Hate can destroy a person’s life. Resentment over a past wrong can fester and cause a soul to become very infected with anger. Far too many times I have seen people hold on to grudges for years. Children against parents, parents against kids, siblings, friends, church members, and more.
The resentment and anger seems to season and get worse with age, as each new offense is magnified. Days, weeks, months, even years and decades can pass with these strained and broken relationships. People are even willing to self-destruct if it means hurting the other person. The anger runs so deep and the tap root of their bitterness is well established.
Every time I come to the story of Ahithophel I am reminded of the dangers of unforgivness, bitterness, resentment, and anger. Ahithophel was one of the major counsellors to David, and 2 Samuel 16:23 says, “And the counsel of Ahithophel, which he counselled in those days, was as if a man had enquired at the oracle of God…” He was an old, wise man who advice was compared to receiving direct revelation from God. WOW!
You might wonder why Ahithophel: 1) would betray David 2) committed suicide. Both of these questions I believe can be answered with one truth and shocking revelation about Ahithophel. 2 Samuel 23:34 tells us, “…Eliam the son of Ahithophel the Gilonite,” and 2 Samuel 11:3 tells us, “…Bathsheba, the daughter of Eliam, the wife of Uriah the Hittite?”. Bathsheba’s father was Eliam, and Eliam’s father was Ahithophel. Ahithophel was Bathsheba’s grandfather.
We are not told the exact reason why Ahithophel turned his back of David so abruptly, but we have some hard evidence that it has something to do with David’s sin with Bathsheba. This becomes all the more evident when we see Ahithophel’s reaction to Absalom’s rejection of his plan to kill David. When Ahithophel felt he could not get “revenge” he killed himself.
The anger and resentment of Ahithophel drove his life, and led him down a path of pay back at any cost. He was unwilling to forgive the actions of David against his granddaughter, and every day he allowed it to eat him up on the inside. His anger and passion toward hurting David grew and grew as did his conspiracy with Absalom. Finally vengeance would be his… but he was robbed of the opportunity. Notice in Chapter 17, Ahithophel himself wants to lead the men against David. This was personal.
The reality is that Ahithophel’s resentment was self-destructive. He was a ticking time bomb. He was will to destroy his entire life in pursuit of destroying David’s.

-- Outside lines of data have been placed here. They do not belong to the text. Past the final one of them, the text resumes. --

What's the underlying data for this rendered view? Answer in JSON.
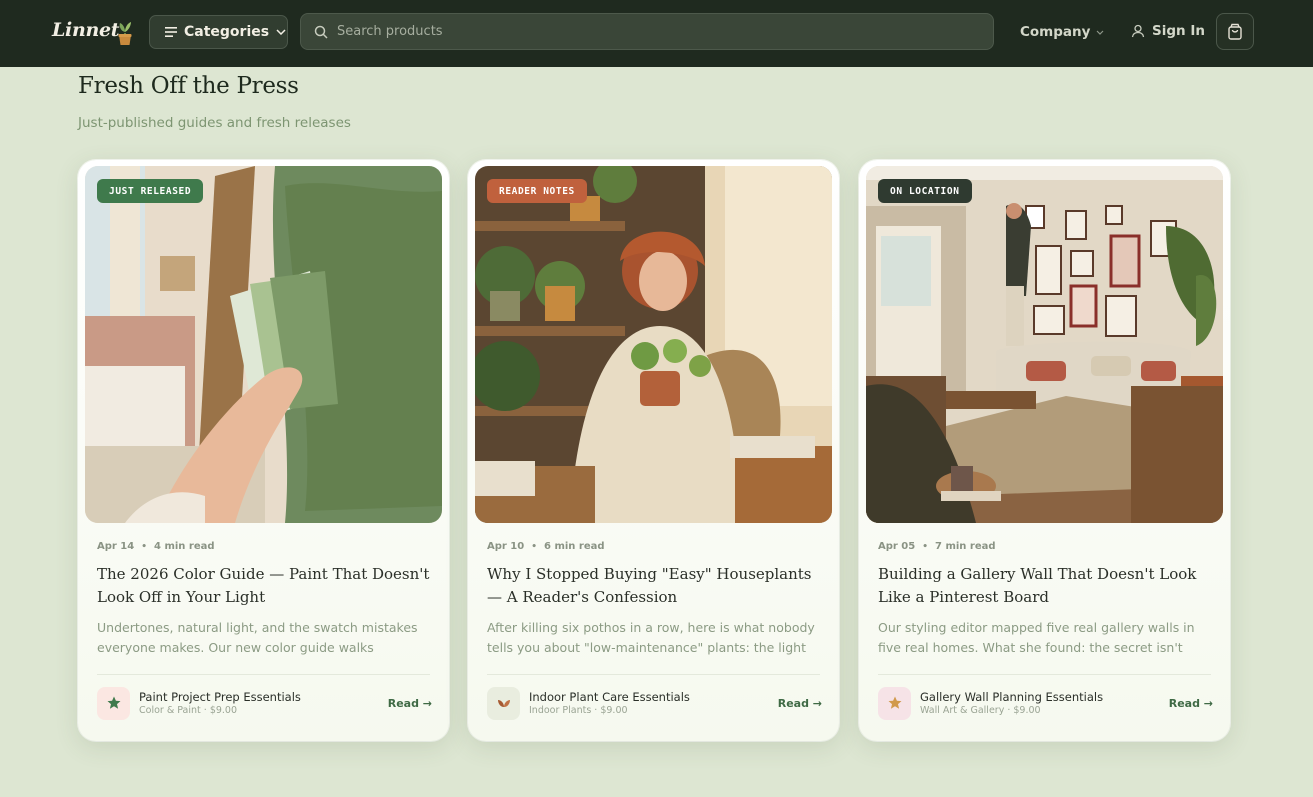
{
  "header": {
    "logo_text": "Linnet",
    "categories_label": "Categories",
    "search_placeholder": "Search products",
    "company_label": "Company",
    "signin_label": "Sign In"
  },
  "section": {
    "title": "Fresh Off the Press",
    "subtitle": "Just-published guides and fresh releases"
  },
  "cards": [
    {
      "tag": "JUST RELEASED",
      "tag_color": "#3f7a4c",
      "date": "Apr 14",
      "read_time": "4 min read",
      "title": "The 2026 Color Guide — Paint That Doesn't Look Off in Your Light",
      "excerpt": "Undertones, natural light, and the swatch mistakes everyone makes. Our new color guide walks through...",
      "product_name": "Paint Project Prep Essentials",
      "product_meta": "Color & Paint · $9.00",
      "product_icon": "star-icon",
      "product_thumb_color": "#fbe7e2",
      "read_label": "Read →"
    },
    {
      "tag": "READER NOTES",
      "tag_color": "#c0613d",
      "date": "Apr 10",
      "read_time": "6 min read",
      "title": "Why I Stopped Buying \"Easy\" Houseplants — A Reader's Confession",
      "excerpt": "After killing six pothos in a row, here is what nobody tells you about \"low-maintenance\" plants: the light matters...",
      "product_name": "Indoor Plant Care Essentials",
      "product_meta": "Indoor Plants · $9.00",
      "product_icon": "sprout-icon",
      "product_thumb_color": "#e9eddf",
      "read_label": "Read →"
    },
    {
      "tag": "ON LOCATION",
      "tag_color": "#2f3a30",
      "date": "Apr 05",
      "read_time": "7 min read",
      "title": "Building a Gallery Wall That Doesn't Look Like a Pinterest Board",
      "excerpt": "Our styling editor mapped five real gallery walls in five real homes. What she found: the secret isn't more...",
      "product_name": "Gallery Wall Planning Essentials",
      "product_meta": "Wall Art & Gallery · $9.00",
      "product_icon": "star-icon",
      "product_thumb_color": "#f6e3e7",
      "read_label": "Read →"
    }
  ]
}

I hope this story doesn’t sound eerily similar to a situation in your life. Resentment, anger, bitterness, and the like can creep into our lives so easily. If you are not careful your life can become consumed with a passion to see another fall apart.
I distinctly remember falling into this trap for a short time in my teen years. I was hurt, and wanted the person who hurt me to hurt too. Every time they prospered or were happy, I was bitter and angry. It was like an internal battle that I knew was wrong, but I wanted them to hurt. Thankfully this was short lived, and God showed me the error of my way. My either life was becoming consumed with the success or failure of another. When they failed, I felt better, and when they succeeded I was angry… what a miserable way to live!

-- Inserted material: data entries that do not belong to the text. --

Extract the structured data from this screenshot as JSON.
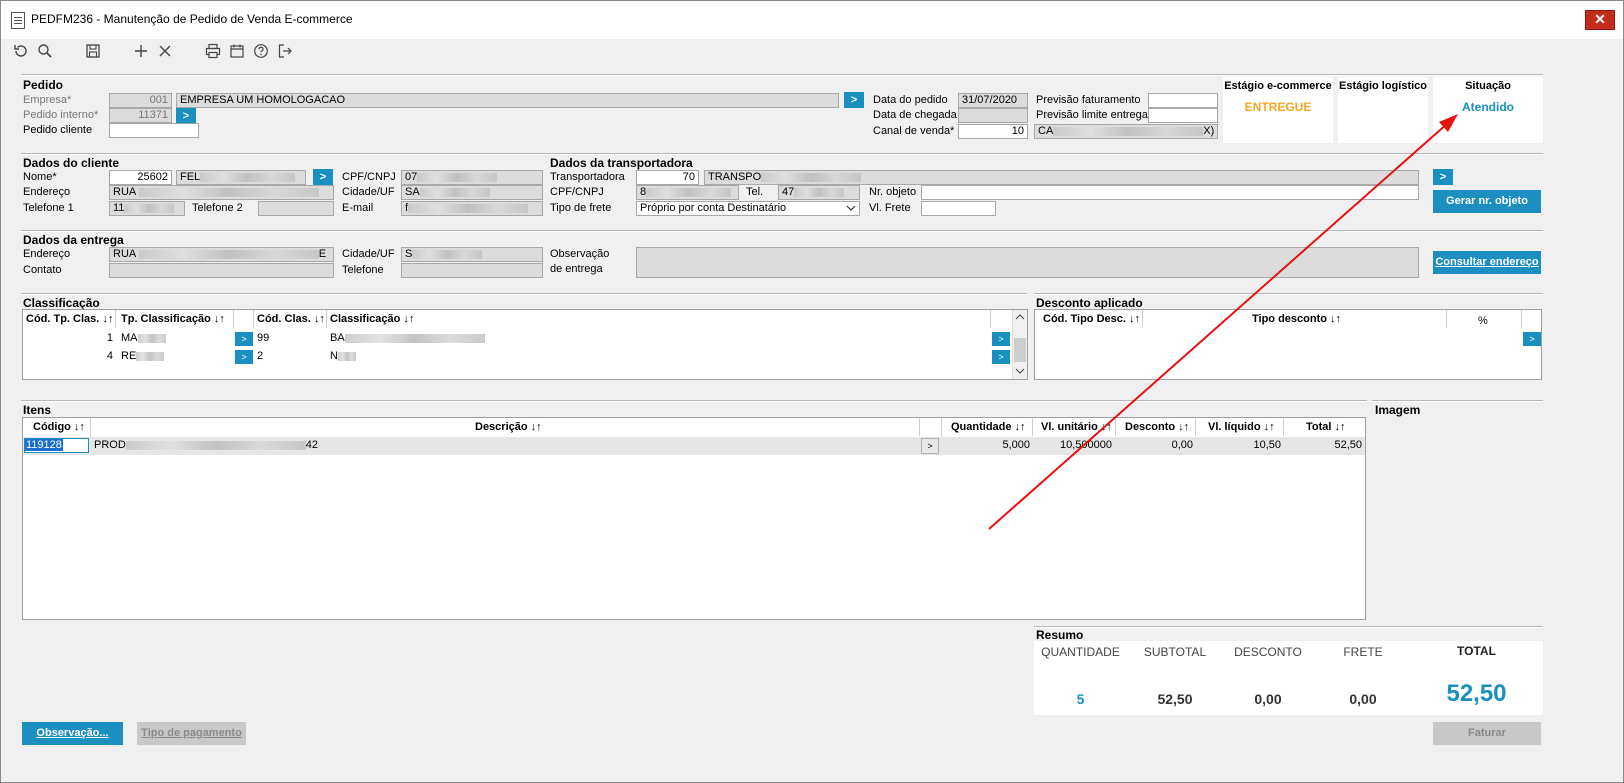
{
  "window": {
    "title": "PEDFM236 - Manutenção de Pedido de Venda E-commerce",
    "close_glyph": "✕"
  },
  "toolbar": {
    "icons": [
      "undo-icon",
      "search-icon",
      "save-icon",
      "add-icon",
      "delete-icon",
      "print-icon",
      "calendar-icon",
      "help-icon",
      "exit-icon"
    ]
  },
  "pedido": {
    "title": "Pedido",
    "empresa_label": "Empresa*",
    "empresa_code": "001",
    "empresa_name": "EMPRESA UM  HOMOLOGACAO",
    "pedido_interno_label": "Pedido interno*",
    "pedido_interno": "11371",
    "pedido_cliente_label": "Pedido cliente",
    "pedido_cliente": "",
    "data_pedido_label": "Data do pedido",
    "data_pedido": "31/07/2020",
    "data_chegada_label": "Data de chegada",
    "data_chegada": "",
    "canal_venda_label": "Canal de venda*",
    "canal_venda_code": "10",
    "canal_venda_name_start": "CA",
    "canal_venda_name_end": "X)",
    "previsao_faturamento_label": "Previsão faturamento",
    "previsao_faturamento": "",
    "previsao_limite_label": "Previsão limite entrega",
    "previsao_limite": ""
  },
  "stages": {
    "ecommerce_label": "Estágio e-commerce",
    "ecommerce_value": "ENTREGUE",
    "logistico_label": "Estágio logístico",
    "logistico_value": "",
    "situacao_label": "Situação",
    "situacao_value": "Atendido"
  },
  "cliente": {
    "title": "Dados do cliente",
    "nome_label": "Nome*",
    "nome_code": "25602",
    "nome_start": "FEL",
    "cpf_label": "CPF/CNPJ",
    "cpf_start": "07",
    "endereco_label": "Endereço",
    "endereco_start": "RUA",
    "cidade_label": "Cidade/UF",
    "cidade_start": "SA",
    "telefone1_label": "Telefone 1",
    "telefone1_start": "11",
    "telefone2_label": "Telefone 2",
    "telefone2": "",
    "email_label": "E-mail",
    "email_start": "f"
  },
  "transportadora": {
    "title": "Dados da transportadora",
    "transportadora_label": "Transportadora",
    "transportadora_code": "70",
    "transportadora_start": "TRANSPO",
    "cpf_label": "CPF/CNPJ",
    "cpf_start": "8",
    "tel_label": "Tel.",
    "tel_start": "47",
    "nr_objeto_label": "Nr. objeto",
    "nr_objeto": "",
    "tipo_frete_label": "Tipo de frete",
    "tipo_frete": "Próprio por conta Destinatário",
    "vl_frete_label": "Vl. Frete",
    "vl_frete": "",
    "gerar_button": "Gerar nr. objeto"
  },
  "entrega": {
    "title": "Dados da entrega",
    "endereco_label": "Endereço",
    "endereco_start": "RUA ",
    "endereco_end": "E",
    "cidade_label": "Cidade/UF",
    "cidade_start": "S",
    "contato_label": "Contato",
    "contato": "",
    "telefone_label": "Telefone",
    "telefone": "",
    "obs_label_1": "Observação",
    "obs_label_2": "de entrega",
    "obs": "",
    "consultar_button": "Consultar endereço"
  },
  "classificacao": {
    "title": "Classificação",
    "headers": [
      "Cód. Tp. Clas. ↓↑",
      "Tp. Classificação ↓↑",
      "Cód. Clas. ↓↑",
      "Classificação ↓↑"
    ],
    "rows": [
      {
        "cod_tp": "1",
        "tp": "MA",
        "cod": "99",
        "clas": "BA"
      },
      {
        "cod_tp": "4",
        "tp": "RE",
        "cod": "2",
        "clas": "N"
      }
    ]
  },
  "desconto": {
    "title": "Desconto aplicado",
    "headers": [
      "Cód. Tipo Desc. ↓↑",
      "Tipo desconto ↓↑",
      "%"
    ]
  },
  "itens": {
    "title": "Itens",
    "imagem_title": "Imagem",
    "headers": [
      "Código ↓↑",
      "Descrição ↓↑",
      "Quantidade ↓↑",
      "Vl. unitário ↓↑",
      "Desconto ↓↑",
      "Vl. líquido ↓↑",
      "Total ↓↑"
    ],
    "rows": [
      {
        "codigo": "119128",
        "descricao_start": "PROD",
        "descricao_end": "42",
        "quantidade": "5,000",
        "vl_unitario": "10,500000",
        "desconto": "0,00",
        "vl_liquido": "10,50",
        "total": "52,50"
      }
    ]
  },
  "resumo": {
    "title": "Resumo",
    "labels": [
      "QUANTIDADE",
      "SUBTOTAL",
      "DESCONTO",
      "FRETE",
      "TOTAL"
    ],
    "quantidade": "5",
    "subtotal": "52,50",
    "desconto": "0,00",
    "frete": "0,00",
    "total": "52,50"
  },
  "buttons": {
    "observacao": "Observação...",
    "tipo_pagamento": "Tipo de pagamento",
    "faturar": "Faturar"
  },
  "colors": {
    "accent": "#1a8fc0",
    "entregue": "#f5a623",
    "atendido": "#1a8fc0",
    "annotation": "#e81010"
  }
}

It can be difficult, but you HAVE to forgive. If Christ could forgive you, surely you can forgive this person who has “wronged” you. Forgiveness has SO MUCH more to do with the benefits it brings to your life, than any it would bring to the life of the one you forgive. Let the bitterness, resentment, and anger go. It may be hard, but by God’s grace you can.
Don’t allow anger to destroy you like it did Ahithophel
Daily Scripture Reading
2 Samuel 16 - 18
2 Samuel 18:32
“And the king said unto Cushi, Is the young man Absalom safe? And Cushi answered, The enemies of my lord the king, and all that rise against thee to do thee hurt, be as that young man is.”